Barreiro believes that many lenders aim to encourage default through interest-rate hikes and fees hidden in their long contracts. “My bankers rub their hands like Shylock, hoping for default” in order to take possession of the art, he says, “but I don’t want our customers to default.”
Some high-end borrowers have run into trouble with their loans. In late July, The New York Times reported that ACG sued Leibovitz for allegedly refusing to cooperate with attempts to sell her houses and photographs to pay back her loan. Also accord- ing to the Times, the artist Julian Schnabel took out a loan from ACG in 2006 to help fund a real-estate venture and later sued the company over what saw as its “exorbitant fees.” ACG made a counterclaim against Schnabel for additional interest and fees because the artist did not disclose that there was an existing mortgage on his property.
Barreiro and Gaylord say they steer clear of such litigation. The real challenge for ArtLoan, as for all players in the art finance industry, is the current lack of availability of cash to make loans. “Cash is king, more than ever, and it seems to wear a big crown,” says Barreiro. “I would be lying if I said we are not challenged. Banks tell us they can get 15, 18 percent on their money all day long.” The retail rates for ArtLoan’s cash vendors mean that the company charges credit-card-like interest to its borrowers, with rates that can go as high as 24 percent.
Peck says ACG faces a similar cash crunch. “We have a lot of private equity, but our commercial lines are limited. As a result of the current market, where we used to have seven commercial banks, we now have one or two.” The cash crisis, says Peck, has recently forced many of his large competitors to shut their doors. “At the moment ACG is one of the few if not the only active lender in this space.” Christie’s officials say the auction house will still consider making loans against consigned artworks. Interview requests made to Emigrant Bank for this story were declined.
In the economic downturn, there could be an upside to ArtLoan’s small size. The multimillion-dollar loans made by the larger lenders were supported by the securitization markets and the ability to sell those loans into bond packages. That market is now largely closed. In addition, the pawnbroker license gives ArtLoan a great deal of latitude in its practices. “We are structured differently,” says Peck. “We are much more institutional.”
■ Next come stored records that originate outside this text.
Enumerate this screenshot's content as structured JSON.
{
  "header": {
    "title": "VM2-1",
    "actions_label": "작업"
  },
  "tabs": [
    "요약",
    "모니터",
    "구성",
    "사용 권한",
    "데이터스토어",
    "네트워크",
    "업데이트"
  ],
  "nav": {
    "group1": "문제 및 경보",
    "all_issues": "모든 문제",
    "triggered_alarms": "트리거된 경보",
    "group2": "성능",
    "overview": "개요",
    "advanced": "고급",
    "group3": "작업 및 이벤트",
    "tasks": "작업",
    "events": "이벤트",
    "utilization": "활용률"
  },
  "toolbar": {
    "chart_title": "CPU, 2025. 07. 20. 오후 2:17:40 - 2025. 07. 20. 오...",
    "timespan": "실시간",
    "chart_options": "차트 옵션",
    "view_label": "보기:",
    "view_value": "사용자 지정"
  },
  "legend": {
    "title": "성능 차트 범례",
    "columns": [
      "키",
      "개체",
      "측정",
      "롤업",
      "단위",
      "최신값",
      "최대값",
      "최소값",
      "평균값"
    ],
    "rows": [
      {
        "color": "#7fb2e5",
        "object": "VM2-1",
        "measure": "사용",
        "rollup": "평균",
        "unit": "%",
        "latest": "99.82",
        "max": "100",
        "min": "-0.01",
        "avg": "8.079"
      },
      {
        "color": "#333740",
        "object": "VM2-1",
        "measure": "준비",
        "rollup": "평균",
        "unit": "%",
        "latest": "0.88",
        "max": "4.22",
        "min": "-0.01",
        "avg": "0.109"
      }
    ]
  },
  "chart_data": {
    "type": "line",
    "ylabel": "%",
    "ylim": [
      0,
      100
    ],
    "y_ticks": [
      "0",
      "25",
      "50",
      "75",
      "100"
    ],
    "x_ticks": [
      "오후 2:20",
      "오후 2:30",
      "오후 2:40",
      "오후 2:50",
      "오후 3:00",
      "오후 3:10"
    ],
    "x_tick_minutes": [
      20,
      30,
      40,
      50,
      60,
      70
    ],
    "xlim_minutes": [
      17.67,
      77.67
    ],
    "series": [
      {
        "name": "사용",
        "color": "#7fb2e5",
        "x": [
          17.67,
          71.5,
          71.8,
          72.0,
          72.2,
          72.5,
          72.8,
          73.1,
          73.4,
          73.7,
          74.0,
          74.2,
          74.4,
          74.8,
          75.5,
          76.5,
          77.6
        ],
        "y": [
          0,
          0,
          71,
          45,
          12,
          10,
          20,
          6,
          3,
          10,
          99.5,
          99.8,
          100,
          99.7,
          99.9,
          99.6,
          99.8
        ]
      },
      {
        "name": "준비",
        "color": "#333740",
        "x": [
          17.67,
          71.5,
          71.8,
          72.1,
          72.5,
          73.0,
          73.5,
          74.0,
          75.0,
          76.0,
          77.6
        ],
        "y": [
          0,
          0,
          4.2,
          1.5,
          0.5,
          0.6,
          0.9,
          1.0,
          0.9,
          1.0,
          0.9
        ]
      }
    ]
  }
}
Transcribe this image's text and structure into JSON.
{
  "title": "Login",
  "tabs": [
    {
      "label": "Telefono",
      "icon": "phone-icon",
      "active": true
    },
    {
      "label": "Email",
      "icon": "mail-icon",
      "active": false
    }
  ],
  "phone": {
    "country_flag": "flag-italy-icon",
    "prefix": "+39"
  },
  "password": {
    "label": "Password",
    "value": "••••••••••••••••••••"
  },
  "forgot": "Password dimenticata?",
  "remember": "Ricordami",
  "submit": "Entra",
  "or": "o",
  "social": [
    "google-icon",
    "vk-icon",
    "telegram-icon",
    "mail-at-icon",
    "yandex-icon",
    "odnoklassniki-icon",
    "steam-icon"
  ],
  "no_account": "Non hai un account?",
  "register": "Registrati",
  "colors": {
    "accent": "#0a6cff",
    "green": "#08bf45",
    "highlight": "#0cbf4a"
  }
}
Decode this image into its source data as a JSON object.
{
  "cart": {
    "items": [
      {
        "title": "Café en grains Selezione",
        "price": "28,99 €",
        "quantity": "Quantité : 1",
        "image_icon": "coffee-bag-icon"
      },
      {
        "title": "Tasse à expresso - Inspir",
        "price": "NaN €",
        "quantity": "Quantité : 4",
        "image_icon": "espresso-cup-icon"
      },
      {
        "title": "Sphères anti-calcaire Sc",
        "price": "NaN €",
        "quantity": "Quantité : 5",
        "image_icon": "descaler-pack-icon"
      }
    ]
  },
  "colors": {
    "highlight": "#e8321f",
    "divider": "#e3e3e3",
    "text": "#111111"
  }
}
The art financing industry largely disappeared in the economic downturns of the 1980s and ’90s, only to rebound and grow. In the current climate the demand for art finance is offset only by the availability of cash to lend. The revolution that Barreiro and Gaylord anticipate in art-equity lending might come to pass in the next recov- ery. “There is a lot of house cleaning in the art and antiques world,” says Barreiro, “and this century is going to change the way that the antiques and fine arts business has always operated.”
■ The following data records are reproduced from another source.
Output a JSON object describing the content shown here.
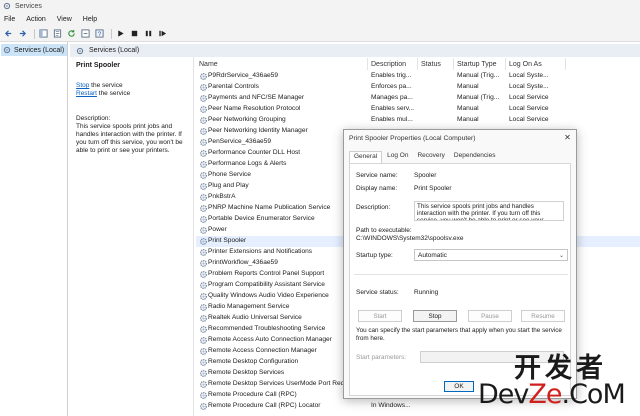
{
  "window": {
    "title": "Services"
  },
  "menu": [
    "File",
    "Action",
    "View",
    "Help"
  ],
  "tree": {
    "selected": "Services (Local)"
  },
  "panel": {
    "title": "Services (Local)"
  },
  "details": {
    "service_title": "Print Spooler",
    "stop_link": "Stop",
    "stop_rest": " the service",
    "restart_link": "Restart",
    "restart_rest": " the service",
    "description_label": "Description:",
    "description_text": "This service spools print jobs and handles interaction with the printer. If you turn off this service, you won't be able to print or see your printers."
  },
  "columns": [
    "Name",
    "Description",
    "Status",
    "Startup Type",
    "Log On As"
  ],
  "services": [
    {
      "name": "P9RdrService_436ae59",
      "description": "Enables trig...",
      "status": "",
      "startup": "Manual (Trig...",
      "logon": "Local Syste..."
    },
    {
      "name": "Parental Controls",
      "description": "Enforces pa...",
      "status": "",
      "startup": "Manual",
      "logon": "Local Syste..."
    },
    {
      "name": "Payments and NFC/SE Manager",
      "description": "Manages pa...",
      "status": "",
      "startup": "Manual (Trig...",
      "logon": "Local Service"
    },
    {
      "name": "Peer Name Resolution Protocol",
      "description": "Enables serv...",
      "status": "",
      "startup": "Manual",
      "logon": "Local Service"
    },
    {
      "name": "Peer Networking Grouping",
      "description": "Enables mul...",
      "status": "",
      "startup": "Manual",
      "logon": "Local Service"
    },
    {
      "name": "Peer Networking Identity Manager",
      "description": "",
      "status": "",
      "startup": "",
      "logon": ""
    },
    {
      "name": "PenService_436ae59",
      "description": "",
      "status": "",
      "startup": "",
      "logon": ""
    },
    {
      "name": "Performance Counter DLL Host",
      "description": "",
      "status": "",
      "startup": "",
      "logon": ""
    },
    {
      "name": "Performance Logs & Alerts",
      "description": "",
      "status": "",
      "startup": "",
      "logon": ""
    },
    {
      "name": "Phone Service",
      "description": "",
      "status": "",
      "startup": "",
      "logon": ""
    },
    {
      "name": "Plug and Play",
      "description": "",
      "status": "",
      "startup": "",
      "logon": ""
    },
    {
      "name": "PnkBstrA",
      "description": "",
      "status": "",
      "startup": "",
      "logon": ""
    },
    {
      "name": "PNRP Machine Name Publication Service",
      "description": "",
      "status": "",
      "startup": "",
      "logon": ""
    },
    {
      "name": "Portable Device Enumerator Service",
      "description": "",
      "status": "",
      "startup": "",
      "logon": ""
    },
    {
      "name": "Power",
      "description": "",
      "status": "",
      "startup": "",
      "logon": ""
    },
    {
      "name": "Print Spooler",
      "description": "",
      "status": "",
      "startup": "",
      "logon": ""
    },
    {
      "name": "Printer Extensions and Notifications",
      "description": "",
      "status": "",
      "startup": "",
      "logon": ""
    },
    {
      "name": "PrintWorkflow_436ae59",
      "description": "",
      "status": "",
      "startup": "",
      "logon": ""
    },
    {
      "name": "Problem Reports Control Panel Support",
      "description": "",
      "status": "",
      "startup": "",
      "logon": ""
    },
    {
      "name": "Program Compatibility Assistant Service",
      "description": "",
      "status": "",
      "startup": "",
      "logon": ""
    },
    {
      "name": "Quality Windows Audio Video Experience",
      "description": "",
      "status": "",
      "startup": "",
      "logon": ""
    },
    {
      "name": "Radio Management Service",
      "description": "",
      "status": "",
      "startup": "",
      "logon": ""
    },
    {
      "name": "Realtek Audio Universal Service",
      "description": "",
      "status": "",
      "startup": "",
      "logon": ""
    },
    {
      "name": "Recommended Troubleshooting Service",
      "description": "",
      "status": "",
      "startup": "",
      "logon": ""
    },
    {
      "name": "Remote Access Auto Connection Manager",
      "description": "",
      "status": "",
      "startup": "",
      "logon": ""
    },
    {
      "name": "Remote Access Connection Manager",
      "description": "",
      "status": "",
      "startup": "",
      "logon": ""
    },
    {
      "name": "Remote Desktop Configuration",
      "description": "",
      "status": "",
      "startup": "",
      "logon": ""
    },
    {
      "name": "Remote Desktop Services",
      "description": "",
      "status": "",
      "startup": "",
      "logon": ""
    },
    {
      "name": "Remote Desktop Services UserMode Port Redirector",
      "description": "",
      "status": "",
      "startup": "",
      "logon": ""
    },
    {
      "name": "Remote Procedure Call (RPC)",
      "description": "",
      "status": "",
      "startup": "",
      "logon": ""
    },
    {
      "name": "Remote Procedure Call (RPC) Locator",
      "description": "In Windows...",
      "status": "",
      "startup": "",
      "logon": ""
    }
  ],
  "selected_service": "Print Spooler",
  "dialog": {
    "title": "Print Spooler Properties (Local Computer)",
    "close_glyph": "✕",
    "tabs": [
      "General",
      "Log On",
      "Recovery",
      "Dependencies"
    ],
    "active_tab": "General",
    "service_name_label": "Service name:",
    "service_name": "Spooler",
    "display_name_label": "Display name:",
    "display_name": "Print Spooler",
    "description_label": "Description:",
    "description": "This service spools print jobs and handles interaction with the printer. If you turn off this service, you won't be able to print or see your printers.",
    "path_label": "Path to executable:",
    "path": "C:\\WINDOWS\\System32\\spoolsv.exe",
    "startup_type_label": "Startup type:",
    "startup_type": "Automatic",
    "service_status_label": "Service status:",
    "service_status": "Running",
    "buttons": {
      "start": "Start",
      "stop": "Stop",
      "pause": "Pause",
      "resume": "Resume"
    },
    "help_text": "You can specify the start parameters that apply when you start the service from here.",
    "start_params_label": "Start parameters:",
    "start_params_value": "",
    "ok": "OK"
  },
  "watermark": {
    "cn": "开发者",
    "en_prefix": "Dev",
    "en_red": "Ze",
    "en_suffix": ".CoM"
  },
  "colors": {
    "selection": "#cce4f7",
    "link": "#0b62c4",
    "accent": "#0067c0",
    "watermark_red": "#d0201c"
  }
}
Peck agrees, but advises caution about the road ahead: “Thirty years ago, only 5 percent of the buying public financed their cars; now that number is inverted. I am envisioning over time the same thing becoming true for the art market. People are going to use their collection as a margin account. Americans love to leverage their assets. Yet there has to be a balance with what the market says things are worth and the ampli- fier of financing. Real estate got out of control. There was such easy credit—you could borrow 100 percent of the purchase price for a home. There has to be a balance.”